(Task item)
Return each line of the entries that mentions the word "title".

Excerpts from a dataset
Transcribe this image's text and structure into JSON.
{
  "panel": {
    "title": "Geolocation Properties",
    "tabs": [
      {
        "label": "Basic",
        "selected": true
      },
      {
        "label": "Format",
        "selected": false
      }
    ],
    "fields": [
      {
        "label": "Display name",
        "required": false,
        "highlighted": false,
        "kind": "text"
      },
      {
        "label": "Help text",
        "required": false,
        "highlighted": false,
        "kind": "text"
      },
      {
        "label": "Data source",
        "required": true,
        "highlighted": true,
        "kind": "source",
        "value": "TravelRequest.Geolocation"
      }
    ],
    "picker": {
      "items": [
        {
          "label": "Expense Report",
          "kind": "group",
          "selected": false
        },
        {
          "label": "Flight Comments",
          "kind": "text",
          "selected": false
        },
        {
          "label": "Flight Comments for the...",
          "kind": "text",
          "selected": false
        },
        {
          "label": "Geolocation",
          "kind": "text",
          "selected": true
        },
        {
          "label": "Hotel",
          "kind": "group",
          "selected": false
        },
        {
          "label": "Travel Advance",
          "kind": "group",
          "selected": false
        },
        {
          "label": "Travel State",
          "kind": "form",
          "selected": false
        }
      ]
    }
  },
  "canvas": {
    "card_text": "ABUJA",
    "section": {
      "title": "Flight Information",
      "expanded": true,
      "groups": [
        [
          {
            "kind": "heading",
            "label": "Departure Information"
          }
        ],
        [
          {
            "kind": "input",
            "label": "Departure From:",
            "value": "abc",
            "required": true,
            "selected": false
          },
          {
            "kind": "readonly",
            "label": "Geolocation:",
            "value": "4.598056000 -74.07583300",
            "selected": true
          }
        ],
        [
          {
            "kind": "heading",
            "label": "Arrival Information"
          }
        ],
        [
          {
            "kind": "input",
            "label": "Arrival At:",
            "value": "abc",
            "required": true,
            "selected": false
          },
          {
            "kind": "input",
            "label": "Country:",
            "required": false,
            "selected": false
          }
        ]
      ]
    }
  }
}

(Finished exercise)
    "title": "Geolocation Properties",
      "title": "Flight Information",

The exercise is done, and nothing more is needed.